English Language Day 2010 — Language of place and community

Location Lingo: We and our partner, the Ordnance Survey, embarked on the major exercise of collecting your nicknames for the familiar places around you.

<--break-><--break-><--break->We were awarded grants from Heritage Lottery Fund and Hampshire County Council for a project we called ‘Placing Your Language’. This enabled us to organise 32 different events in 28 different locations in Hampshire organised by over 20 individuals over 8 months and enjoyed by more than 15,000 people.

To get a flavour of what happened do have a look at the materials which appear on our website:

Location Lingo: we and our partners, the Ordnance Survey, embarked on the major exercise of collecting your nicknames for the familiar places around you. (It's not too late to contribute your nicknames - just follow the link from our homepage!). Such names could refer to a bridge, a wood, an ugly building or any item in the landscape - even your entire town. Our database now comprises thousands of names and their associated locations. They tell an important cultural and historical story of how people interact with their surroundings, as well as revealing a lot of ingenuity and humorous wordplay!

The activity met with great interest and the English Project trustees appeared widely on national radio and television describing the value and significance of vernacular geography. The work wasn't without controversy, however; many people reported amusing but derrogatory nicknames for their own towns which were picked up by their local press. The result was some heated debate in the media between council officials, who wished to defend the pleasant nature of their town, and those residents who could see an appropriateness in the nicknames.

Calligraphy at the City Museum:Child writing South Hampshire Calligraphers came to demonstrate the skill of their art and to allow others to try their hands too.  Guests included Winchester MP Steve Brine.

Place Names Past, Present and Future: our annual English Language Day lecture was a fascinating account of the origins of English place names with a look at present day trends for naming streets and communities.  It was given by Dr Paul Cavill, Director of the English Place Names Society. Find out about the place names of Hampshire in our SCHOOLS zone.

Theatre Sleuths: do you know the language of the theatre? As part of our 2010 events children were given the opportunity to play language detectives at Winchester's Theatre Royal. They found answers to such questions as: Why is it considered unlucky to whistle in the theatre?  From which ancient language does the verb audire come? The theatre borrows much termionology from which of the armed forces?

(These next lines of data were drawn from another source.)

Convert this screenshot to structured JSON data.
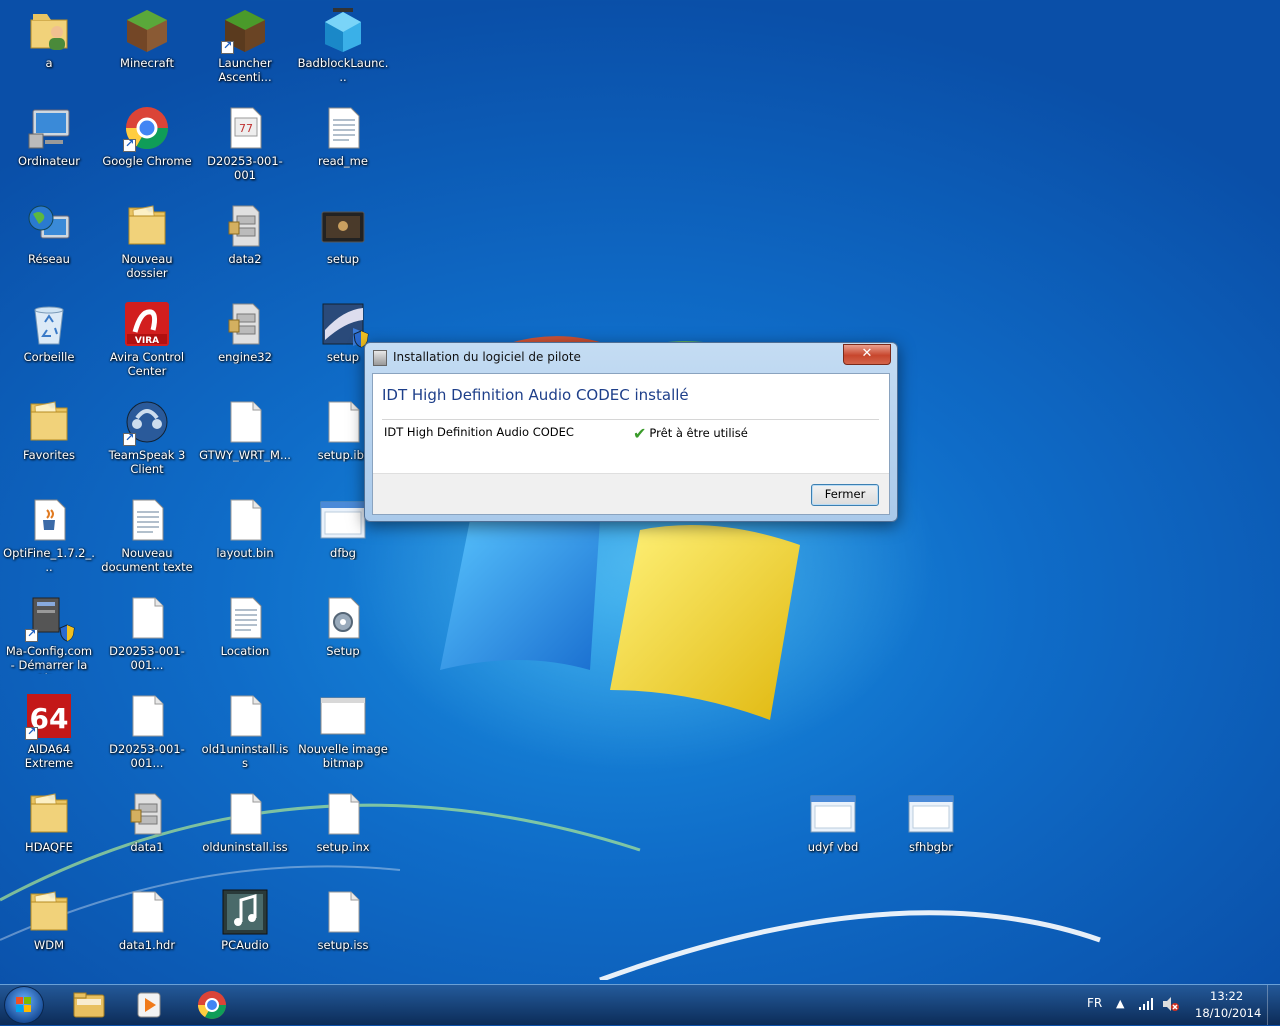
{
  "desktop": {
    "icons": [
      {
        "label": "a",
        "icon": "user-folder-icon"
      },
      {
        "label": "Minecraft",
        "icon": "minecraft-icon"
      },
      {
        "label": "Launcher Ascenti...",
        "icon": "minecraft-launcher-icon"
      },
      {
        "label": "BadblockLaunc...",
        "icon": "cube-launcher-icon"
      },
      {
        "label": "Ordinateur",
        "icon": "computer-icon"
      },
      {
        "label": "Google Chrome",
        "icon": "chrome-icon"
      },
      {
        "label": "D20253-001-001",
        "icon": "calendar-file-icon"
      },
      {
        "label": "read_me",
        "icon": "text-file-icon"
      },
      {
        "label": "Réseau",
        "icon": "network-icon"
      },
      {
        "label": "Nouveau dossier",
        "icon": "folder-icon"
      },
      {
        "label": "data2",
        "icon": "cabinet-file-icon"
      },
      {
        "label": "setup",
        "icon": "setup-app-icon"
      },
      {
        "label": "Corbeille",
        "icon": "recycle-bin-icon"
      },
      {
        "label": "Avira Control Center",
        "icon": "avira-icon"
      },
      {
        "label": "engine32",
        "icon": "cabinet-file-icon"
      },
      {
        "label": "setup",
        "icon": "installer-icon"
      },
      {
        "label": "Favorites",
        "icon": "folder-icon"
      },
      {
        "label": "TeamSpeak 3 Client",
        "icon": "teamspeak-icon"
      },
      {
        "label": "GTWY_WRT_M...",
        "icon": "blank-file-icon"
      },
      {
        "label": "setup.ibt",
        "icon": "blank-file-icon"
      },
      {
        "label": "OptiFine_1.7.2_...",
        "icon": "java-file-icon"
      },
      {
        "label": "Nouveau document texte",
        "icon": "text-file-icon"
      },
      {
        "label": "layout.bin",
        "icon": "blank-file-icon"
      },
      {
        "label": "dfbg",
        "icon": "window-app-icon"
      },
      {
        "label": "Ma-Config.com - Démarrer la dét...",
        "icon": "config-app-icon"
      },
      {
        "label": "D20253-001-001...",
        "icon": "blank-file-icon"
      },
      {
        "label": "Location",
        "icon": "text-file-icon"
      },
      {
        "label": "Setup",
        "icon": "gear-file-icon"
      },
      {
        "label": "AIDA64 Extreme",
        "icon": "aida64-icon"
      },
      {
        "label": "D20253-001-001...",
        "icon": "blank-file-icon"
      },
      {
        "label": "old1uninstall.iss",
        "icon": "blank-file-icon"
      },
      {
        "label": "Nouvelle image bitmap",
        "icon": "bitmap-file-icon"
      },
      {
        "label": "HDAQFE",
        "icon": "folder-icon"
      },
      {
        "label": "data1",
        "icon": "cabinet-file-icon"
      },
      {
        "label": "olduninstall.iss",
        "icon": "blank-file-icon"
      },
      {
        "label": "setup.inx",
        "icon": "blank-file-icon"
      },
      {
        "label": "WDM",
        "icon": "folder-icon"
      },
      {
        "label": "data1.hdr",
        "icon": "blank-file-icon"
      },
      {
        "label": "PCAudio",
        "icon": "music-app-icon"
      },
      {
        "label": "setup.iss",
        "icon": "blank-file-icon"
      },
      {
        "label": "udyf vbd",
        "icon": "window-app-icon"
      },
      {
        "label": "sfhbgbr",
        "icon": "window-app-icon"
      }
    ]
  },
  "dialog": {
    "title": "Installation du logiciel de pilote",
    "close_label": "✕",
    "heading": "IDT High Definition Audio CODEC installé",
    "device_name": "IDT High Definition Audio CODEC",
    "status": "Prêt à être utilisé",
    "close_button_label": "Fermer"
  },
  "taskbar": {
    "pinned": [
      {
        "name": "explorer",
        "icon": "folder-icon"
      },
      {
        "name": "media-player",
        "icon": "media-player-icon"
      },
      {
        "name": "chrome",
        "icon": "chrome-icon"
      }
    ],
    "tray": {
      "language": "FR",
      "time": "13:22",
      "date": "18/10/2014"
    }
  }
}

Our young contestants also solved puzzles and word-search games and had a great time. The overall winner was Jo Welch with 15 correct answers. Find educational materials in our SCHOOLS zone.

Treasure Hunt: a fiendish treasure hunt was compiled for us by Kevin Ashman, one of TV's renowned Eggheads.  It was a very challenging trail where competitors attempted to identify Hampshire towns.  The winning prize was dinner with Kevin himself!

The Changing Face of Place Names and Toponomy:  two programmes of activities for children were created by Hampshire Archives and Local Studies to allow pupils to explore place names.  These focused on examples from the Beaulieu Estate in Hamphire.  Many schoolchildren enjoyed these exercises as part of English Language Day and the learning resources may be downloaded from our Learning Zone. 

Magic Maps: Children of a wide age-range came together to invent their own mysterious place names and make a magical map to take home with them. They also discovered how real places in Hampshire came to get their names. Magic Maps was run in: Alton, Andover, Basingstoke, Eastleigh, Fareham and Gosport.

100 Places that tell the story of the English Language: a study begun by student Isabel 'Issy' Millett during her short stay with the English Project is to become a prestigious new book to be published in 2013.

The English Language in Hampshire: English Project trustee Professor Chris Mulvey presened a lecture in Winchester's Discovery Centre which traced the English spoken in Hampshire from its historical roots to its present day influences by immigrant communities in London.  Download this and other talks by Chris Mulvey in our RESOURCES zone.

Guided Walks Exploring the Place Names of Hampshire: Tourist guides from Winchester City Guides prepared and led special walks around Alresford, Winchester, Southampton and Gosport, focussing on the weath of local place names and their history. See the WCG's 10 top tips for organising guided walks in our RESOURCES zone.

'University Challenge': the English Project's version of the popular quiz took place between the Universities of Sussex and Winchester. It was a close contest but Sussex just took the honours.